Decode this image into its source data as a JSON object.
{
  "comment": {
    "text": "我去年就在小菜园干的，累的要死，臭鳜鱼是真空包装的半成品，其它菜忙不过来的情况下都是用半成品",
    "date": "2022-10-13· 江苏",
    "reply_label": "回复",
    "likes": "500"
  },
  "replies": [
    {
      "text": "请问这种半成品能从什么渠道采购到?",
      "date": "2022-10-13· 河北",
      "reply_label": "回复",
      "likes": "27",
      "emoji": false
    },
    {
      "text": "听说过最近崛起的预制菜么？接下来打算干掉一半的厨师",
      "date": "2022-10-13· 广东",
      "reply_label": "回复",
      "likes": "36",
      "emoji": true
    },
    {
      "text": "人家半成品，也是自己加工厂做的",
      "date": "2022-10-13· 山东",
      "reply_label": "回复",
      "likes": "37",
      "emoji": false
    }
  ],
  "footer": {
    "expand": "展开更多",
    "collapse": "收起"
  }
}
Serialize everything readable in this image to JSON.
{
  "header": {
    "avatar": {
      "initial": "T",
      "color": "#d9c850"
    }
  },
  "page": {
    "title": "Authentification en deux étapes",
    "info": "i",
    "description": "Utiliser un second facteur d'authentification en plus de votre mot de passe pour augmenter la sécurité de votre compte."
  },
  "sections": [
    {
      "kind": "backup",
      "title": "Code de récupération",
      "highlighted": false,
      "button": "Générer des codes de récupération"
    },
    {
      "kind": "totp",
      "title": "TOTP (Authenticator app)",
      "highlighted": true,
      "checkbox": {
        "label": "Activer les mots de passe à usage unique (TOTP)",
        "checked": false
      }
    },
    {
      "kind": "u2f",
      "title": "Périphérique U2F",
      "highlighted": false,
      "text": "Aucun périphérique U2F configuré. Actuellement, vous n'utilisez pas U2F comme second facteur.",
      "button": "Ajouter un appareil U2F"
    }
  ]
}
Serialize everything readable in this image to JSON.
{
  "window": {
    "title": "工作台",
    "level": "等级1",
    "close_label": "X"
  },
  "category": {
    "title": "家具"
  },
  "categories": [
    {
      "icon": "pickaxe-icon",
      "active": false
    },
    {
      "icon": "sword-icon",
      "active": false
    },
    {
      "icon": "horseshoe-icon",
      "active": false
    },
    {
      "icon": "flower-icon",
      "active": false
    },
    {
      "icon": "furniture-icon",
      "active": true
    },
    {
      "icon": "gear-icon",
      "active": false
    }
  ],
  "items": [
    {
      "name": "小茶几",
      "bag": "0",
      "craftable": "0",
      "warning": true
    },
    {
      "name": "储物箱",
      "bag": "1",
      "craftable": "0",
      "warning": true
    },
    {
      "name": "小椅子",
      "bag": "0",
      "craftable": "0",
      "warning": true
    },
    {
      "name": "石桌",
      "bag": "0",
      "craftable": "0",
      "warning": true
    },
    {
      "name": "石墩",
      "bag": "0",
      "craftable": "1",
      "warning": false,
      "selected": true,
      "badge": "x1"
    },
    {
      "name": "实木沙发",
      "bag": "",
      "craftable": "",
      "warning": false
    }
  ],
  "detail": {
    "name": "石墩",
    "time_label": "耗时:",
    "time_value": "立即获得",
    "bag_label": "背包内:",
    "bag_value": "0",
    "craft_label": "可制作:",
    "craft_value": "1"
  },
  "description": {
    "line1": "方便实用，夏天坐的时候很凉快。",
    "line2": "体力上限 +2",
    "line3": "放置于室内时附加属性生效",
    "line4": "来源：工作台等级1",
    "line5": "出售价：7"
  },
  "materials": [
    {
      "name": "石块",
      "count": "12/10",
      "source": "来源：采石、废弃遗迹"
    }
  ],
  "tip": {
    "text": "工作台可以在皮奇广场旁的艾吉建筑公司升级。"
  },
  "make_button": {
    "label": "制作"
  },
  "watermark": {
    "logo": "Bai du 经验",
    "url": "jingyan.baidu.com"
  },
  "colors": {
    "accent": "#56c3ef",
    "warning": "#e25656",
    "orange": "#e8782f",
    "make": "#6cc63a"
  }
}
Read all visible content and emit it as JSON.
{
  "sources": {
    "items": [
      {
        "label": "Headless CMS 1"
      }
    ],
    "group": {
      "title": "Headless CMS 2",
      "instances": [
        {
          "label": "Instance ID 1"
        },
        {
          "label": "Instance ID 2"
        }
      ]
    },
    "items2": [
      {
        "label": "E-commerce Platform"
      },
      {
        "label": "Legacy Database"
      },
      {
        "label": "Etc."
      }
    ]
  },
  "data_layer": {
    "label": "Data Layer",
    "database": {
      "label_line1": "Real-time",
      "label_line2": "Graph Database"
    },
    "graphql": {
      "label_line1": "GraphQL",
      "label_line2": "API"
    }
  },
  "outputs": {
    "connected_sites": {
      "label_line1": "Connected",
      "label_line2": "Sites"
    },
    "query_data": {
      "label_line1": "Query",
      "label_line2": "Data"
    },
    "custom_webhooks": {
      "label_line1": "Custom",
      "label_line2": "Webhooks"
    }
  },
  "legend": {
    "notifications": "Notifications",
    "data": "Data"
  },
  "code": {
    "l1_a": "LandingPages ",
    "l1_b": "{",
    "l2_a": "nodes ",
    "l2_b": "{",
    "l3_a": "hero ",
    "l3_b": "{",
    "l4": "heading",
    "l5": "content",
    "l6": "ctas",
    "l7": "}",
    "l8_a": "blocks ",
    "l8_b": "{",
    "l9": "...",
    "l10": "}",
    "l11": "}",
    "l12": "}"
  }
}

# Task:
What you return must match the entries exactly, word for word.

# Task response:
Decode this image into its source data as a JSON object.
{
  "comment": {
    "text": "我去年就在小菜园干的，累的要死，臭鳜鱼是真空包装的半成品，其它菜忙不过来的情况下都是用半成品",
    "date": "2022-10-13· 江苏",
    "reply_label": "回复",
    "likes": "500"
  },
  "replies": [
    {
      "text": "请问这种半成品能从什么渠道采购到?",
      "date": "2022-10-13· 河北",
      "reply_label": "回复",
      "likes": "27",
      "emoji": false
    },
    {
      "text": "听说过最近崛起的预制菜么？接下来打算干掉一半的厨师",
      "date": "2022-10-13· 广东",
      "reply_label": "回复",
      "likes": "36",
      "emoji": true
    },
    {
      "text": "人家半成品，也是自己加工厂做的",
      "date": "2022-10-13· 山东",
      "reply_label": "回复",
      "likes": "37",
      "emoji": false
    }
  ],
  "footer": {
    "expand": "展开更多",
    "collapse": "收起"
  }
}
Serialize everything readable in this image to JSON.
{
  "header": {
    "avatar": {
      "initial": "T",
      "color": "#d9c850"
    }
  },
  "page": {
    "title": "Authentification en deux étapes",
    "info": "i",
    "description": "Utiliser un second facteur d'authentification en plus de votre mot de passe pour augmenter la sécurité de votre compte."
  },
  "sections": [
    {
      "kind": "backup",
      "title": "Code de récupération",
      "highlighted": false,
      "button": "Générer des codes de récupération"
    },
    {
      "kind": "totp",
      "title": "TOTP (Authenticator app)",
      "highlighted": true,
      "checkbox": {
        "label": "Activer les mots de passe à usage unique (TOTP)",
        "checked": false
      }
    },
    {
      "kind": "u2f",
      "title": "Périphérique U2F",
      "highlighted": false,
      "text": "Aucun périphérique U2F configuré. Actuellement, vous n'utilisez pas U2F comme second facteur.",
      "button": "Ajouter un appareil U2F"
    }
  ]
}
Serialize everything readable in this image to JSON.
{
  "window": {
    "title": "工作台",
    "level": "等级1",
    "close_label": "X"
  },
  "category": {
    "title": "家具"
  },
  "categories": [
    {
      "icon": "pickaxe-icon",
      "active": false
    },
    {
      "icon": "sword-icon",
      "active": false
    },
    {
      "icon": "horseshoe-icon",
      "active": false
    },
    {
      "icon": "flower-icon",
      "active": false
    },
    {
      "icon": "furniture-icon",
      "active": true
    },
    {
      "icon": "gear-icon",
      "active": false
    }
  ],
  "items": [
    {
      "name": "小茶几",
      "bag": "0",
      "craftable": "0",
      "warning": true
    },
    {
      "name": "储物箱",
      "bag": "1",
      "craftable": "0",
      "warning": true
    },
    {
      "name": "小椅子",
      "bag": "0",
      "craftable": "0",
      "warning": true
    },
    {
      "name": "石桌",
      "bag": "0",
      "craftable": "0",
      "warning": true
    },
    {
      "name": "石墩",
      "bag": "0",
      "craftable": "1",
      "warning": false,
      "selected": true,
      "badge": "x1"
    },
    {
      "name": "实木沙发",
      "bag": "",
      "craftable": "",
      "warning": false
    }
  ],
  "detail": {
    "name": "石墩",
    "time_label": "耗时:",
    "time_value": "立即获得",
    "bag_label": "背包内:",
    "bag_value": "0",
    "craft_label": "可制作:",
    "craft_value": "1"
  },
  "description": {
    "line1": "方便实用，夏天坐的时候很凉快。",
    "line2": "体力上限 +2",
    "line3": "放置于室内时附加属性生效",
    "line4": "来源：工作台等级1",
    "line5": "出售价：7"
  },
  "materials": [
    {
      "name": "石块",
      "count": "12/10",
      "source": "来源：采石、废弃遗迹"
    }
  ],
  "tip": {
    "text": "工作台可以在皮奇广场旁的艾吉建筑公司升级。"
  },
  "make_button": {
    "label": "制作"
  },
  "watermark": {
    "logo": "Bai du 经验",
    "url": "jingyan.baidu.com"
  },
  "colors": {
    "accent": "#56c3ef",
    "warning": "#e25656",
    "orange": "#e8782f",
    "make": "#6cc63a"
  }
}
Read all visible content and emit it as JSON.
{
  "sources": {
    "items": [
      {
        "label": "Headless CMS 1"
      }
    ],
    "group": {
      "title": "Headless CMS 2",
      "instances": [
        {
          "label": "Instance ID 1"
        },
        {
          "label": "Instance ID 2"
        }
      ]
    },
    "items2": [
      {
        "label": "E-commerce Platform"
      },
      {
        "label": "Legacy Database"
      },
      {
        "label": "Etc."
      }
    ]
  },
  "data_layer": {
    "label": "Data Layer",
    "database": {
      "label_line1": "Real-time",
      "label_line2": "Graph Database"
    },
    "graphql": {
      "label_line1": "GraphQL",
      "label_line2": "API"
    }
  },
  "outputs": {
    "connected_sites": {
      "label_line1": "Connected",
      "label_line2": "Sites"
    },
    "query_data": {
      "label_line1": "Query",
      "label_line2": "Data"
    },
    "custom_webhooks": {
      "label_line1": "Custom",
      "label_line2": "Webhooks"
    }
  },
  "legend": {
    "notifications": "Notifications",
    "data": "Data"
  },
  "code": {
    "l1_a": "LandingPages ",
    "l1_b": "{",
    "l2_a": "nodes ",
    "l2_b": "{",
    "l3_a": "hero ",
    "l3_b": "{",
    "l4": "heading",
    "l5": "content",
    "l6": "ctas",
    "l7": "}",
    "l8_a": "blocks ",
    "l8_b": "{",
    "l9": "...",
    "l10": "}",
    "l11": "}",
    "l12": "}"
  }
}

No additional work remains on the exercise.